Prime Minister Benjamin Netanyahu has called for Al Jazeera to be banned in Israel, citing incitement, as journalists complain of mistreatment by police in the capital’s Old City and threaten to go to the High Court.
In a Wednesday-night Facebook post, the prime minister accused the Qatari-owned television channel, which broadcasts in English and Arabic from Israel and has an office in Jerusalem, of incitement.
“Al Jazeera doesn’t stop provoking violence around the Temple Mount,” Netanyahu wrote. “I asked law enforcement several times to close Al Jazeera’s office in Jerusalem. If this does not happen because of legal interpretations, I will act to pass the necessary laws to remove Al Jazeera from Israel.”
Meanwhile, journalists reported being banned from entering Jerusalem’s Old City for much of recent events, and, in some cases, facing police violence.
Jerusalem Post Chief Photographer Marc Israel Sellem’s ID card was confiscated on Sunday, and police only returned it to him after he left the Old City.
On Wednesday, police forced Sellem to erase photos, and an officer told him he’s “shit like all journalists.”
“All week, they didn’t let me take photos,” Sellem lamented.
“The ones taking the pictures are Palestinians with phones. There’s no coverage by Israeli journalists. That’s dangerous.”
Another photojournalist, Gali Tibbon, said “police are only allowing their official photographers in. They’re trying to control the narrative and do our job for us, but in the end, the narrative is being controlled by Palestinians with cellphones.”
When it comes to access to the Old City, the police “have a different excuse every time,” Tibbon said.
Tibbon also reported that police officers beat several photographers.
“This is about freedom of the press and democracy,” she said.
The photographers met with Police Commissioner Insp.- Gen. Roni Alsheich on Thursday to lay out their complaints, and he said he would look into them. A police spokesman declined to comment on the matter.
The Union of Journalists in Israel demanded that the police solve the problems with access and violence against journalists in the Old City.

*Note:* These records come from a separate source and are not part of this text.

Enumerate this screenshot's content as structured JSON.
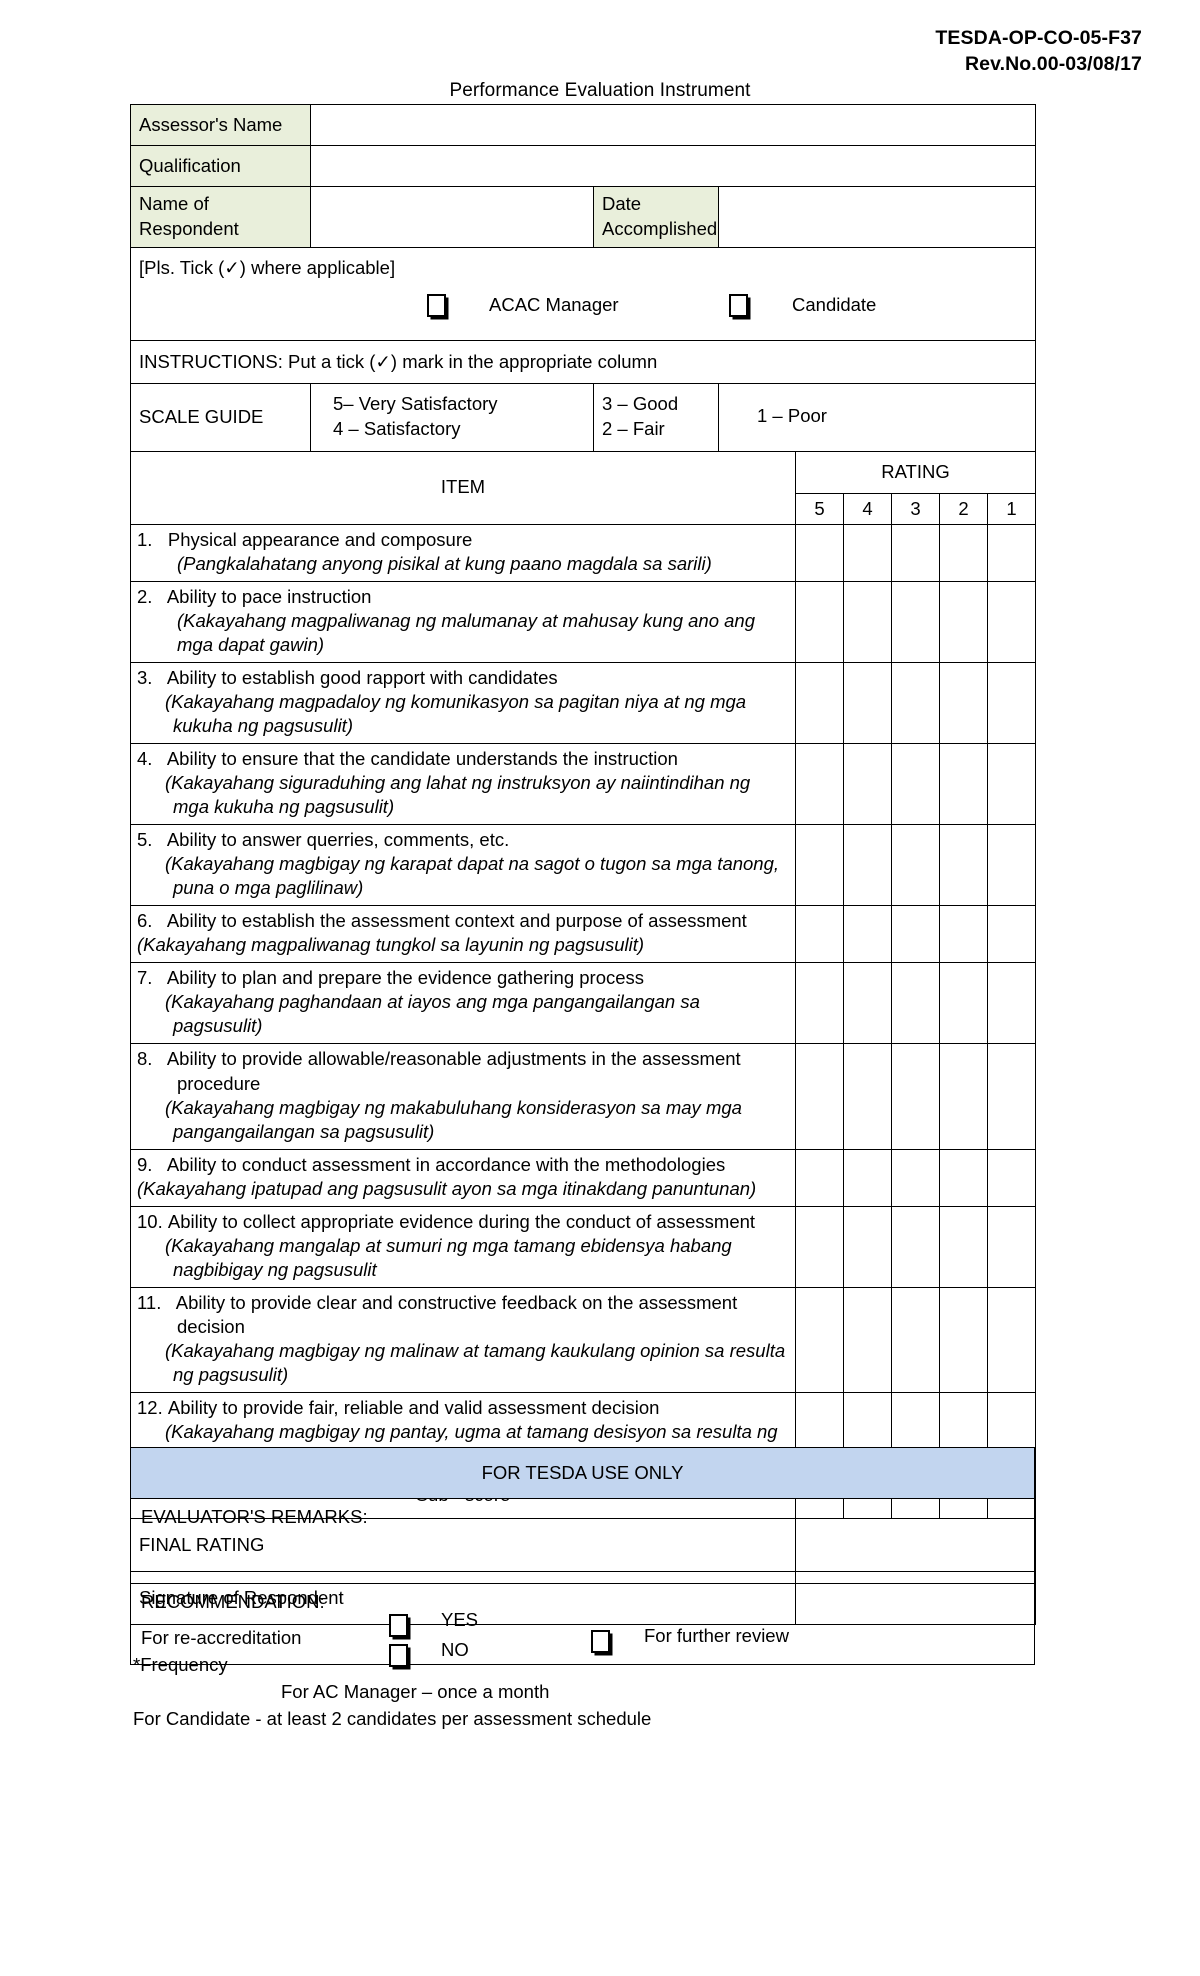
{
  "header": {
    "doc_code": "TESDA-OP-CO-05-F37",
    "revision": "Rev.No.00-03/08/17",
    "form_title": "Performance Evaluation Instrument"
  },
  "identity": {
    "assessor_label": "Assessor's Name",
    "assessor_value": "",
    "qualification_label": "Qualification",
    "qualification_value": "",
    "respondent_label": "Name of Respondent",
    "respondent_value": "",
    "date_label": "Date Accomplished",
    "date_value": ""
  },
  "tick": {
    "note": "[Pls. Tick (✓) where applicable]",
    "option_a": "ACAC Manager",
    "option_b": "Candidate",
    "checkbox_icon": "empty-checkbox"
  },
  "instructions": {
    "text": "INSTRUCTIONS:  Put a tick (✓) mark in the appropriate column"
  },
  "scale_guide": {
    "label": "SCALE GUIDE",
    "col1_line1": "5– Very Satisfactory",
    "col1_line2": "4 – Satisfactory",
    "col2_line1": "3 – Good",
    "col2_line2": "2 – Fair",
    "col3_line1": "1 – Poor"
  },
  "table": {
    "item_header": "ITEM",
    "rating_header": "RATING",
    "rating_columns": [
      "5",
      "4",
      "3",
      "2",
      "1"
    ],
    "subscore_label": "Sub - score",
    "final_rating_label": "FINAL RATING",
    "final_rating_value": "",
    "signature_label": "Signature of Respondent",
    "signature_value": "",
    "items": [
      {
        "number": "1.",
        "english": "Physical appearance and composure",
        "tagalog": "(Pangkalahatang anyong pisikal at kung paano magdala sa sarili)"
      },
      {
        "number": "2.",
        "english": "Ability to pace instruction",
        "tagalog": "(Kakayahang magpaliwanag ng malumanay at mahusay kung ano ang mga dapat gawin)"
      },
      {
        "number": "3.",
        "english": "Ability to establish good rapport with candidates",
        "tagalog": "(Kakayahang magpadaloy ng komunikasyon sa pagitan niya at ng mga kukuha ng pagsusulit)"
      },
      {
        "number": "4.",
        "english": "Ability to ensure that the candidate understands the instruction",
        "tagalog": "(Kakayahang siguraduhing ang lahat ng instruksyon ay naiintindihan ng mga kukuha ng pagsusulit)"
      },
      {
        "number": "5.",
        "english": "Ability to answer querries, comments, etc.",
        "tagalog": "(Kakayahang magbigay ng karapat dapat na sagot o tugon sa mga tanong, puna o mga paglilinaw)"
      },
      {
        "number": "6.",
        "english": "Ability to establish the assessment context and purpose of assessment",
        "tagalog": "(Kakayahang magpaliwanag tungkol sa layunin ng pagsusulit)"
      },
      {
        "number": "7.",
        "english": "Ability to plan and prepare the evidence gathering process",
        "tagalog": "(Kakayahang paghandaan at iayos ang mga pangangailangan sa pagsusulit)"
      },
      {
        "number": "8.",
        "english": "Ability to provide allowable/reasonable adjustments in the assessment procedure",
        "tagalog": "(Kakayahang magbigay ng makabuluhang konsiderasyon sa may mga pangangailangan sa pagsusulit)"
      },
      {
        "number": "9.",
        "english": "Ability to conduct assessment in accordance with the methodologies",
        "tagalog": "(Kakayahang ipatupad ang pagsusulit ayon sa mga itinakdang panuntunan)"
      },
      {
        "number": "10.",
        "english": "Ability to   collect appropriate evidence during the   conduct of assessment",
        "tagalog": "(Kakayahang mangalap at sumuri ng mga tamang ebidensya habang nagbibigay  ng pagsusulit"
      },
      {
        "number": "11.",
        "english": "Ability to provide clear and constructive feedback on the assessment decision",
        "tagalog": "(Kakayahang magbigay ng malinaw at tamang kaukulang opinion sa resulta ng pagsusulit)"
      },
      {
        "number": "12.",
        "english": "Ability to provide fair, reliable and valid assessment decision",
        "tagalog": "(Kakayahang magbigay ng pantay, ugma at tamang desisyon sa resulta ng pagsusulit)"
      }
    ]
  },
  "tesda_block": {
    "title": "FOR TESDA USE ONLY",
    "remarks_label": "EVALUATOR'S REMARKS:",
    "remarks_value": "",
    "recommendation_label": "RECOMMENDATION:",
    "reaccreditation_label": "For re-accreditation",
    "yes_label": "YES",
    "no_label": "NO",
    "further_review_label": "For further review"
  },
  "footer": {
    "frequency": "*Frequency",
    "line_manager": "For AC Manager – once a month",
    "line_candidate": "For Candidate - at least 2 candidates per assessment schedule"
  },
  "colors": {
    "label_fill": "#e9efdb",
    "tesda_fill": "#c2d5ef",
    "border": "#000000"
  }
}
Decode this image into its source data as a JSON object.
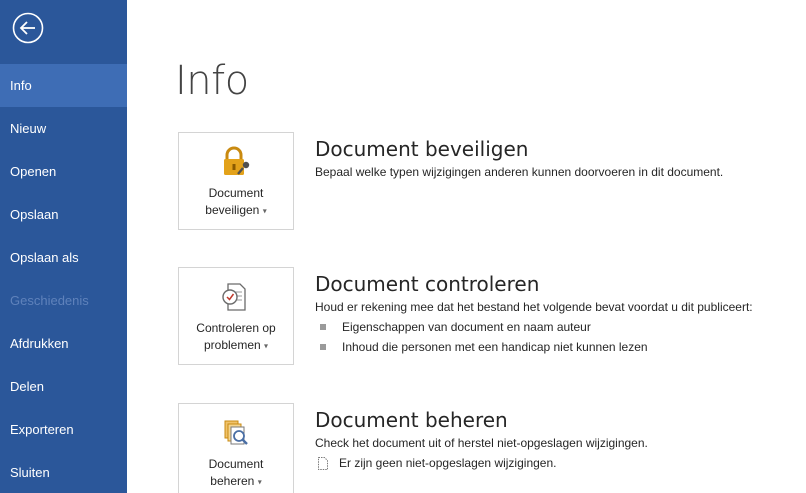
{
  "sidebar": {
    "items": [
      {
        "label": "Info",
        "state": "active"
      },
      {
        "label": "Nieuw",
        "state": "normal"
      },
      {
        "label": "Openen",
        "state": "normal"
      },
      {
        "label": "Opslaan",
        "state": "normal"
      },
      {
        "label": "Opslaan als",
        "state": "normal"
      },
      {
        "label": "Geschiedenis",
        "state": "disabled"
      },
      {
        "label": "Afdrukken",
        "state": "normal"
      },
      {
        "label": "Delen",
        "state": "normal"
      },
      {
        "label": "Exporteren",
        "state": "normal"
      },
      {
        "label": "Sluiten",
        "state": "normal"
      }
    ]
  },
  "main": {
    "title": "Info",
    "sections": [
      {
        "tile_line1": "Document",
        "tile_line2": "beveiligen",
        "icon": "lock-key-icon",
        "title": "Document beveiligen",
        "description": "Bepaal welke typen wijzigingen anderen kunnen doorvoeren in dit document."
      },
      {
        "tile_line1": "Controleren op",
        "tile_line2": "problemen",
        "icon": "inspect-document-icon",
        "title": "Document controleren",
        "description": "Houd er rekening mee dat het bestand het volgende bevat voordat u dit publiceert:",
        "bullets": [
          "Eigenschappen van document en naam auteur",
          "Inhoud die personen met een handicap niet kunnen lezen"
        ]
      },
      {
        "tile_line1": "Document",
        "tile_line2": "beheren",
        "icon": "manage-document-icon",
        "title": "Document beheren",
        "description": "Check het document uit of herstel niet-opgeslagen wijzigingen.",
        "note": "Er zijn geen niet-opgeslagen wijzigingen."
      }
    ]
  },
  "colors": {
    "sidebar_bg": "#2b579a",
    "sidebar_active": "#3e6db5",
    "lock_gold": "#e3a21a"
  }
}
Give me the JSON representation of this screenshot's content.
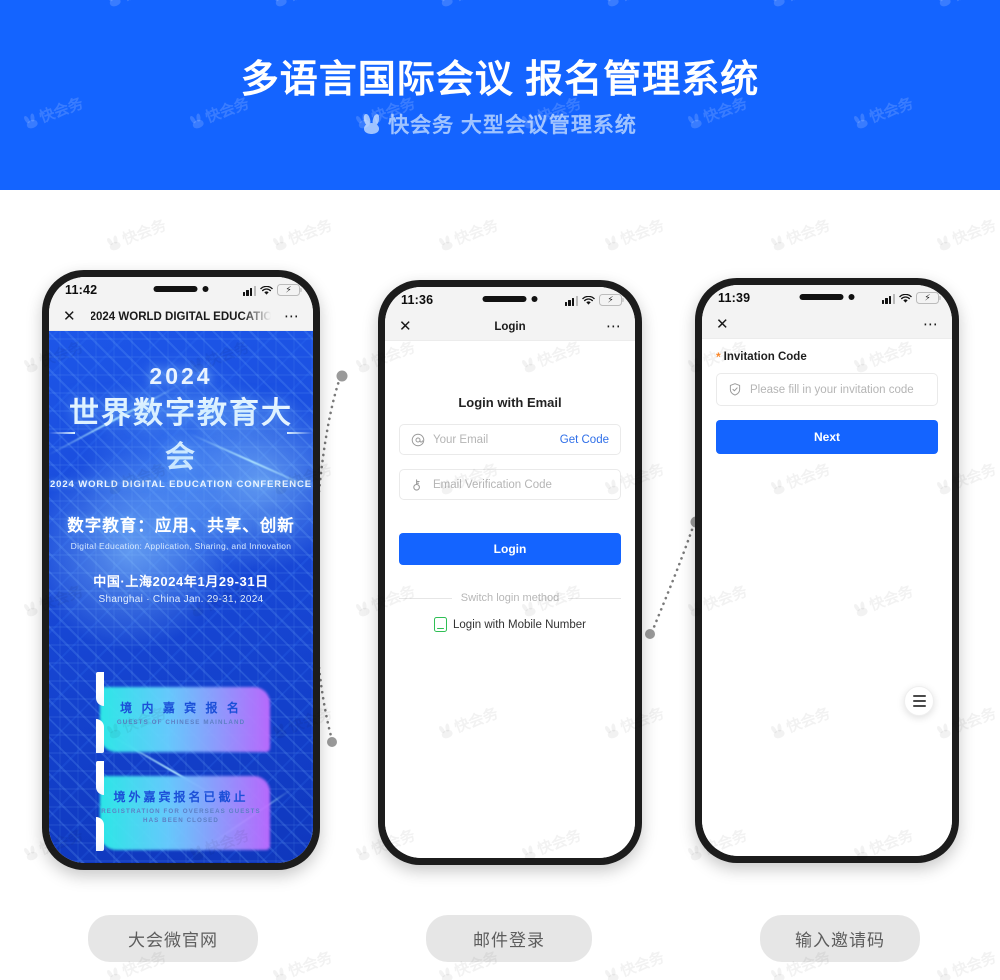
{
  "header": {
    "title": "多语言国际会议 报名管理系统",
    "subtitle": "快会务 大型会议管理系统",
    "logo_icon": "bunny-logo-icon",
    "bg_color": "#1464ff",
    "subtitle_color": "#9fc3ff"
  },
  "watermark": {
    "text": "快会务",
    "icon": "bunny-watermark-icon"
  },
  "phones": [
    {
      "id": "phone-1",
      "status_bar": {
        "time": "11:42",
        "signal_icon": "signal-bars-icon",
        "wifi_icon": "wifi-icon",
        "battery_icon": "battery-charging-icon",
        "battery_bolt": "⚡"
      },
      "nav": {
        "close_icon": "close-icon",
        "title": "2024 WORLD DIGITAL EDUCATIO",
        "more_icon": "more-options-icon"
      },
      "poster": {
        "year": "2024",
        "main_title": "世界数字教育大会",
        "main_title_en": "2024 WORLD DIGITAL EDUCATION CONFERENCE",
        "theme": "数字教育：应用、共享、创新",
        "theme_en": "Digital Education: Application, Sharing, and Innovation",
        "date_cn": "中国·上海2024年1月29-31日",
        "date_en": "Shanghai · China Jan. 29-31, 2024"
      },
      "buttons": [
        {
          "cn": "境 内 嘉 宾 报 名",
          "en": "GUESTS OF CHINESE MAINLAND"
        },
        {
          "cn": "境外嘉宾报名已截止",
          "en": "REGISTRATION FOR OVERSEAS GUESTS HAS BEEN CLOSED"
        }
      ]
    },
    {
      "id": "phone-2",
      "status_bar": {
        "time": "11:36",
        "signal_icon": "signal-bars-icon",
        "wifi_icon": "wifi-icon",
        "battery_icon": "battery-charging-icon",
        "battery_bolt": "⚡"
      },
      "nav": {
        "close_icon": "close-icon",
        "title": "Login",
        "more_icon": "more-options-icon"
      },
      "heading": "Login with Email",
      "email_field": {
        "icon": "at-sign-icon",
        "placeholder": "Your Email",
        "value": "",
        "action": "Get Code",
        "action_color": "#2f6fe8"
      },
      "code_field": {
        "icon": "key-icon",
        "placeholder": "Email Verification Code",
        "value": ""
      },
      "login_button": {
        "label": "Login",
        "color": "#1464ff"
      },
      "switch_label": "Switch login method",
      "alt_login": {
        "icon": "mobile-phone-icon",
        "label": "Login with Mobile Number",
        "icon_color": "#2fbf55"
      }
    },
    {
      "id": "phone-3",
      "status_bar": {
        "time": "11:39",
        "signal_icon": "signal-bars-icon",
        "wifi_icon": "wifi-icon",
        "battery_icon": "battery-charging-icon",
        "battery_bolt": "⚡"
      },
      "nav": {
        "close_icon": "close-icon",
        "title": "",
        "more_icon": "more-options-icon"
      },
      "field_label": "Invitation Code",
      "required_mark": "*",
      "invite_field": {
        "icon": "shield-check-icon",
        "placeholder": "Please fill in your invitation code",
        "value": ""
      },
      "next_button": {
        "label": "Next",
        "color": "#1464ff"
      },
      "fab": {
        "icon": "hamburger-menu-icon"
      }
    }
  ],
  "captions": [
    {
      "label": "大会微官网"
    },
    {
      "label": "邮件登录"
    },
    {
      "label": "输入邀请码"
    }
  ]
}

“We received real-time reports at night of police violence toward journalists in Jerusalem that included, among other things, throwing stun grenades and unjustified arrest of the photograph Faiz Abu Rmeleh. The union made contact with Jerusalem Police to criticize their behavior and stayed in touch until they agreed to free the photographer,” the union wrote on Facebook. “We plan to demand clarifications and explanations about Abu Rmeleh, since false arrests of journalists have become routine, and harms their ability to do their jobs and serve the public.”
The Foreign Press Association, which represents journalists in Israel from 360 news outlets in 32 countries, sent a letter to the police, Government Press Office, Public Security Ministry and Attorney- General Avichai Mandelblit complaining that journalists are being banned from Jerusalem’s Old City, saying that the letter is the last step before petitioning the High Court of Justice.
“In recent days, members of the FPA were banned sweepingly and without legal or other justification from the Old City of Jerusalem in general, and through the Lions’ Gate specifically, while tourists and citizens were allowed to enter without limits,” the letter from their attorney reads.
“Our clients have press cards that the Government Press Office gives out, according to the criteria it set, including agreement from security factors that those who have the cards do not endanger national security.
“Unfortunately, these cards are not honored by security forces,” the letter adds.
The FPA accused the police of rudeness and sometimes serious violence that endangers journalists’ lives.
Not allowing journalists into the Old City prevents them from covering events in realtime and hurts their work and professional integrity, the FPA argued, and there is no legal reason to keep them out of those areas.
“Our clients think this comes from political reasons,” the letter states.
Government Press Office Director Nitzan Chen said that the matter is being looked into.
“In general, limitations on journalistic coverage must only be in cases when there is significant danger to human life. A prohibition to cover events must only be in extreme cases in which lives are truly in danger,” he said.
Should it be found that police officers restricted journalists’ movement “randomly or unnecessarily, conclusions will be draw and lessons will be learned,” he added.
“The leadership of the Israel Police know that freedom of the press is an important value in Israel that must be followed,” Chen said.